Our quarterly catch-up calls with our financial advisor were not my finest moment. I found it very difficult to tune in and pay attention. Every time he would say “qualified assets,” I would drift off because I had no idea what he was talking about. And, I felt like a dummy for asking… again! This summer, I decided to get serious about money and figure out what we had, where it was and what we were doing with it, rather than—and I’m embarrassed to admit this—rely on my husband to make sure our advisors are taking the right steps on our behalf.
Money makes the world go ‘round, but it had been years since I thought about sunk costs or inelastic demand, so I started with Planet Money’s Summer School.
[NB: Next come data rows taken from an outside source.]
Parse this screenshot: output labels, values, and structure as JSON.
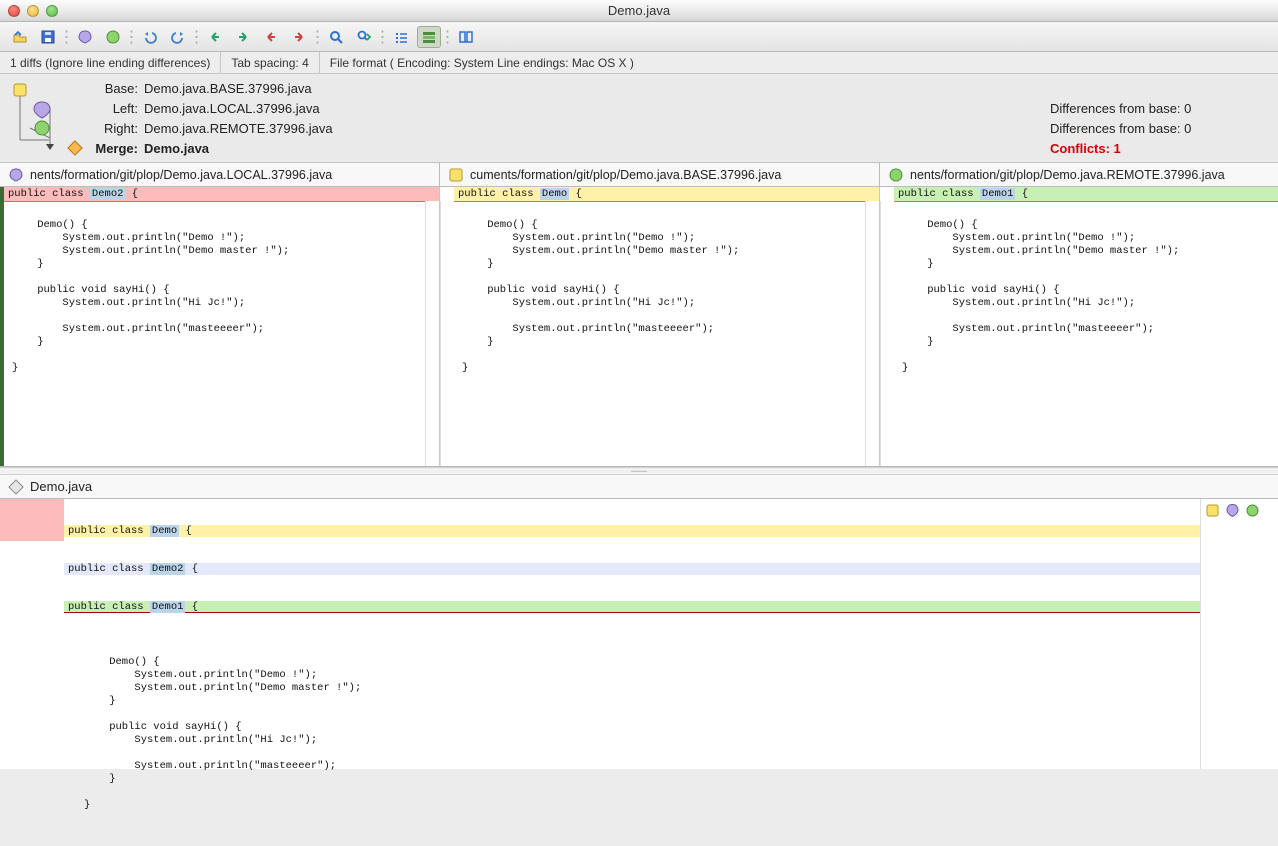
{
  "titlebar": {
    "title": "Demo.java"
  },
  "statusbar": {
    "diffs": "1 diffs (Ignore line ending differences)",
    "tabs": "Tab spacing: 4",
    "fileformat": "File format ( Encoding: System  Line endings: Mac OS X )"
  },
  "merge_header": {
    "base": {
      "label": "Base:",
      "value": "Demo.java.BASE.37996.java"
    },
    "left": {
      "label": "Left:",
      "value": "Demo.java.LOCAL.37996.java",
      "diff": "Differences from base: 0"
    },
    "right": {
      "label": "Right:",
      "value": "Demo.java.REMOTE.37996.java",
      "diff": "Differences from base: 0"
    },
    "merge": {
      "label": "Merge:",
      "value": "Demo.java",
      "diff": "Conflicts: 1"
    }
  },
  "panes": {
    "left": {
      "title": "nents/formation/git/plop/Demo.java.LOCAL.37996.java",
      "header_pre": "public class ",
      "header_hl": "Demo2",
      "header_post": " {",
      "code": "\n    Demo() {\n        System.out.println(\"Demo !\");\n        System.out.println(\"Demo master !\");\n    }\n\n    public void sayHi() {\n        System.out.println(\"Hi Jc!\");\n\n        System.out.println(\"masteeeer\");\n    }\n\n}\n"
    },
    "base": {
      "title": "cuments/formation/git/plop/Demo.java.BASE.37996.java",
      "header_pre": "public class ",
      "header_hl": "Demo",
      "header_post": " {",
      "code": "\n    Demo() {\n        System.out.println(\"Demo !\");\n        System.out.println(\"Demo master !\");\n    }\n\n    public void sayHi() {\n        System.out.println(\"Hi Jc!\");\n\n        System.out.println(\"masteeeer\");\n    }\n\n}\n"
    },
    "right": {
      "title": "nents/formation/git/plop/Demo.java.REMOTE.37996.java",
      "header_pre": "public class ",
      "header_hl": "Demo1",
      "header_post": " {",
      "code": "\n    Demo() {\n        System.out.println(\"Demo !\");\n        System.out.println(\"Demo master !\");\n    }\n\n    public void sayHi() {\n        System.out.println(\"Hi Jc!\");\n\n        System.out.println(\"masteeeer\");\n    }\n\n}\n"
    }
  },
  "merge_pane": {
    "title": "Demo.java",
    "lines": {
      "l0_pre": "public class ",
      "l0_hl": "Demo",
      "l0_post": " {",
      "l1_pre": "public class ",
      "l1_hl": "Demo2",
      "l1_post": " {",
      "l2_pre": "public class ",
      "l2_hl": "Demo1",
      "l2_post": " {"
    },
    "body": "\n    Demo() {\n        System.out.println(\"Demo !\");\n        System.out.println(\"Demo master !\");\n    }\n\n    public void sayHi() {\n        System.out.println(\"Hi Jc!\");\n\n        System.out.println(\"masteeeer\");\n    }\n\n}\n"
  }
}
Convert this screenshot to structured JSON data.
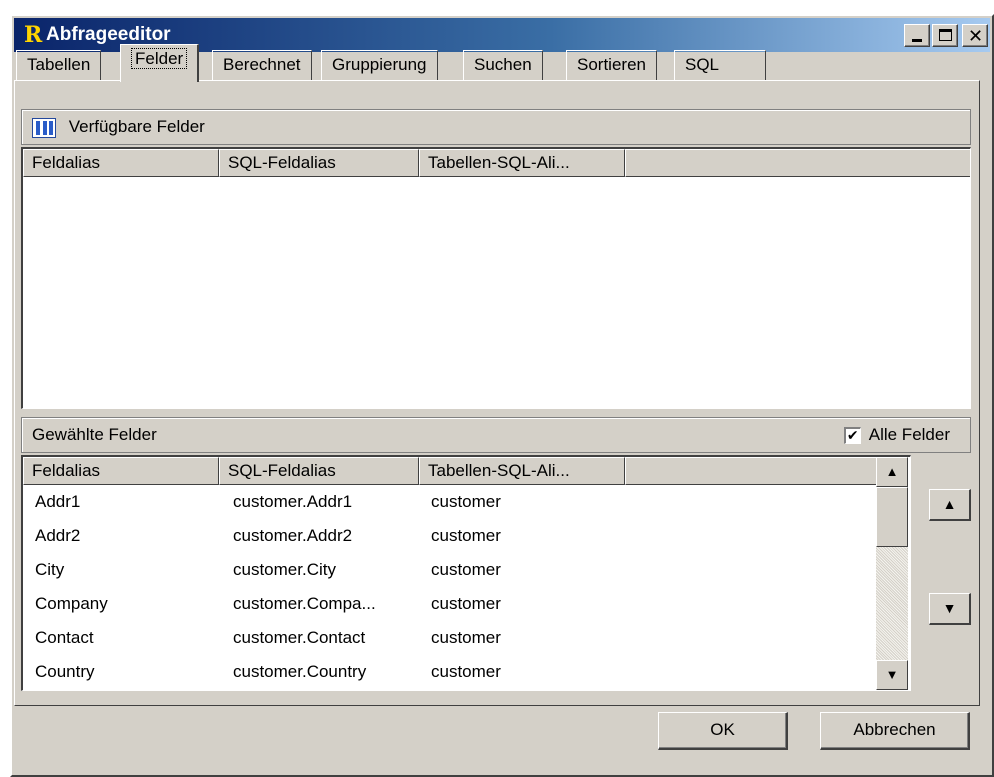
{
  "window": {
    "title": "Abfrageeditor",
    "icon_letter": "R"
  },
  "tabs": [
    {
      "label": "Tabellen",
      "active": false
    },
    {
      "label": "Felder",
      "active": true
    },
    {
      "label": "Berechnet",
      "active": false
    },
    {
      "label": "Gruppierung",
      "active": false
    },
    {
      "label": "Suchen",
      "active": false
    },
    {
      "label": "Sortieren",
      "active": false
    },
    {
      "label": "SQL",
      "active": false
    }
  ],
  "available": {
    "title": "Verfügbare Felder",
    "columns": [
      "Feldalias",
      "SQL-Feldalias",
      "Tabellen-SQL-Ali..."
    ],
    "rows": []
  },
  "selected": {
    "title": "Gewählte Felder",
    "all_fields_label": "Alle Felder",
    "all_fields_checked": true,
    "columns": [
      "Feldalias",
      "SQL-Feldalias",
      "Tabellen-SQL-Ali..."
    ],
    "rows": [
      [
        "Addr1",
        "customer.Addr1",
        "customer"
      ],
      [
        "Addr2",
        "customer.Addr2",
        "customer"
      ],
      [
        "City",
        "customer.City",
        "customer"
      ],
      [
        "Company",
        "customer.Compa...",
        "customer"
      ],
      [
        "Contact",
        "customer.Contact",
        "customer"
      ],
      [
        "Country",
        "customer.Country",
        "customer"
      ]
    ]
  },
  "buttons": {
    "ok": "OK",
    "cancel": "Abbrechen"
  },
  "colors": {
    "titlebar_start": "#0a246a",
    "titlebar_end": "#a6caf0",
    "face": "#d4d0c8"
  }
}
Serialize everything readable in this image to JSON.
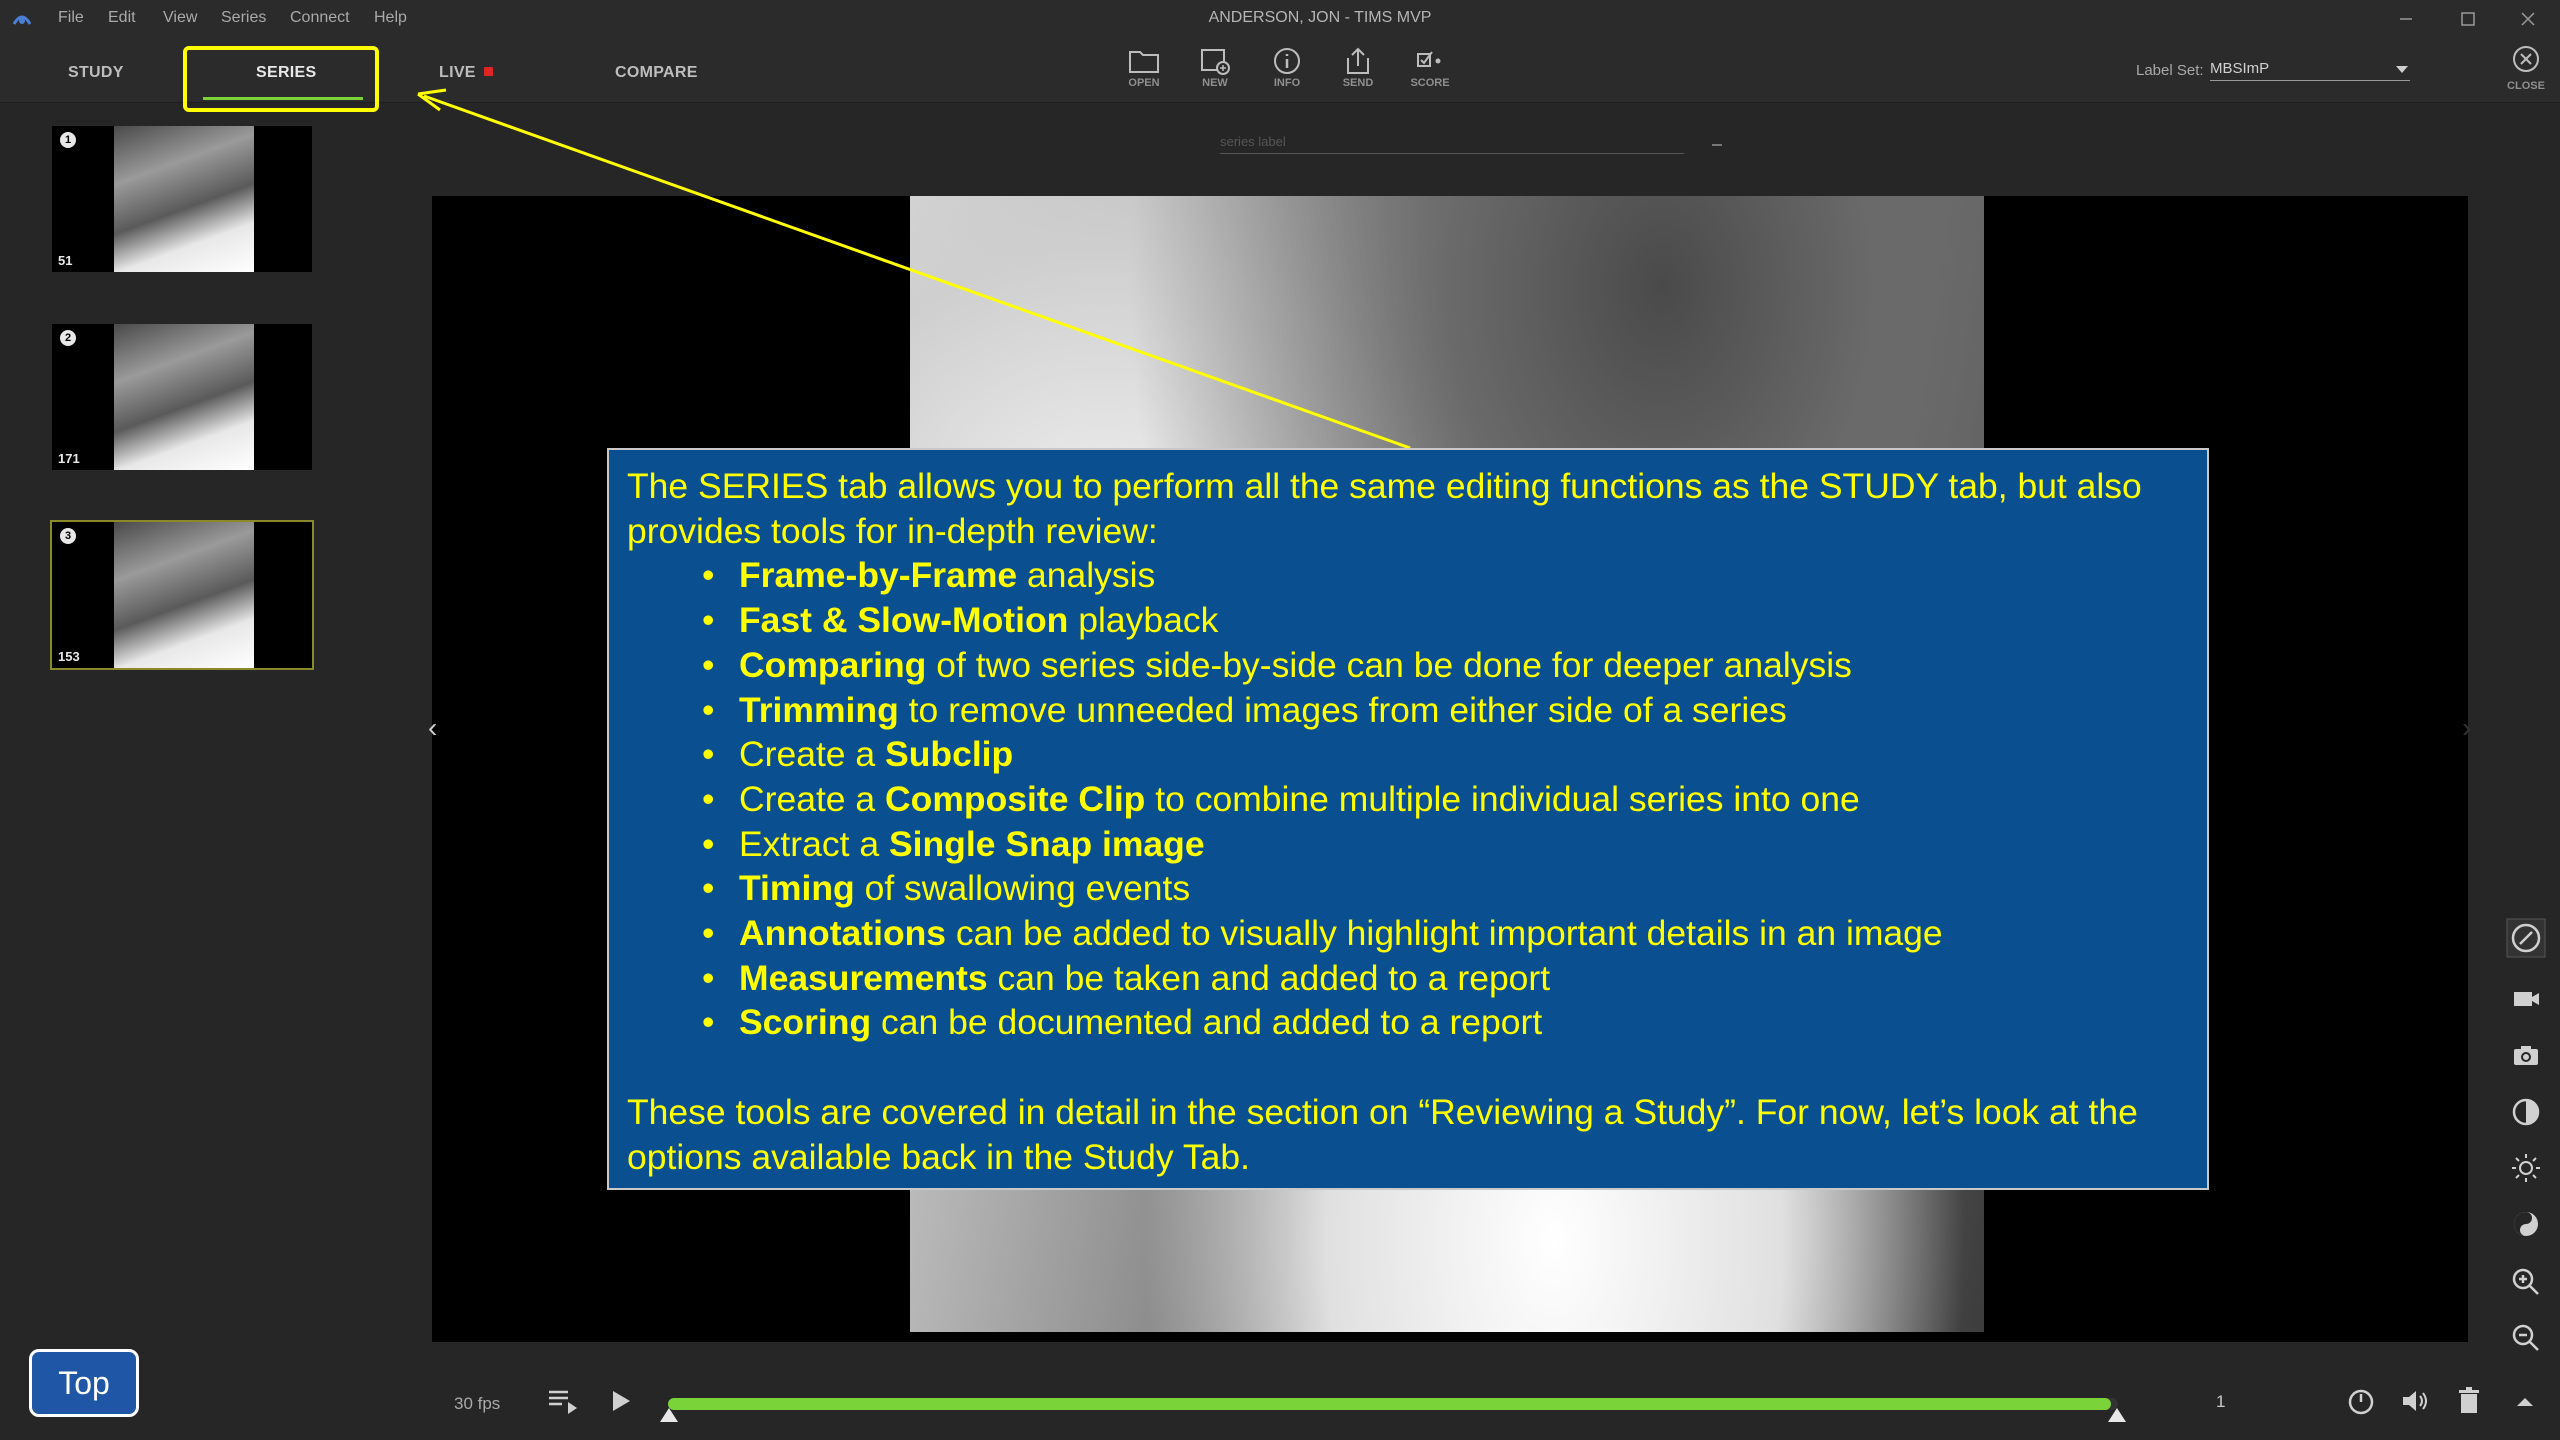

It features eight short episodes that are easy and breezy, but do indeed cover the basics that you learned and forgot in Econ 101. You can even take the final and earn a “diploma.”
Women and Money
This episode of the podcast Everything is Fine will motivate you to care about your family’s finances and not leave it all to your spouse (ahem). The hosts Kim France (former editor of Lucky) and Tally Abecassis (filmmaker and podcaster) interview Sallie Krawcheck, founder of women’s investment firm Ellevest. They talk about how women are socialized to be intimidated by finance, common investing mistakes women make and how to think rationally about money. Every week or so this podcast has amazing women guests, so check out their other episodes.
Personal Finance 101
CNBC has a very basic guide, which I recommend for younger women who are just starting their financial journey. It covers budgeting, emergency savings and long-term goals. Because CNBC is a legit news outlet, no one is trying to sell you a dubious investment product, so for that reason alone, it’s worth a quick read. It was a little too basic for my summer goals, mostly because I’m old enough to have hit many of these milestones. I needed the next step, the how and why of investing.
Every large investment company’s website has resources galore. Start with your financial advisor’s website, but if it doesn’t get you up to speed, checkout some of these:
Investopedia and JP Morgan’s dictionaries are where I answered my basic questions like what is a qualified asset. (Qualified assets are pension plans and 401(k) plans that meet ERISA standards. Another vocab term: ERISA is the law that lays out the rules for retirement funds. Executive bonus plans and some life insurance plans are nonqualified—not bad, they just aren’t covered by ERISA.)
Every dollar you spend or invest is a vote for the kind of world you want to live in. Buying at a neighborhood store keeps your community vital; divesting from fossil fuel companies makes an environmental impact. Think about your values, and then make sure your investments support those values. The Case Foundation is a great place to learn about how you can make money and do good.
Money flows between generations and through families, and it’s a powerful force, so financial literacy means learning how to harness wealth wisely. We’ve all seen families where money (the lack of or too much of) becomes a source of conflict. One of my summer goals was to think about transparency and generational planning. I want our money to be a safety net under my kids that encourages them to take smart risks and be generous individuals, but doesn’t coddle them into doing nothing. The Thin Green Line by Paul Sullivan, who is one of my favorite finance writers (I actually have these now!), covers how successful wealthy individuals think about their assets and contrasts them with rich people whose lives are worse because they have money (e.g., the cast members of almost every Bravo reality show).
Mostly, financial literacy—like everything in life—is about paying attention and putting in the time: Read the monthly statements. Write down a list of questions before the meeting. Ask for more information on any strategy change the planner recommends. It’s not rocket science, but it is a good feeling to be engaged and know what we’ve got and why.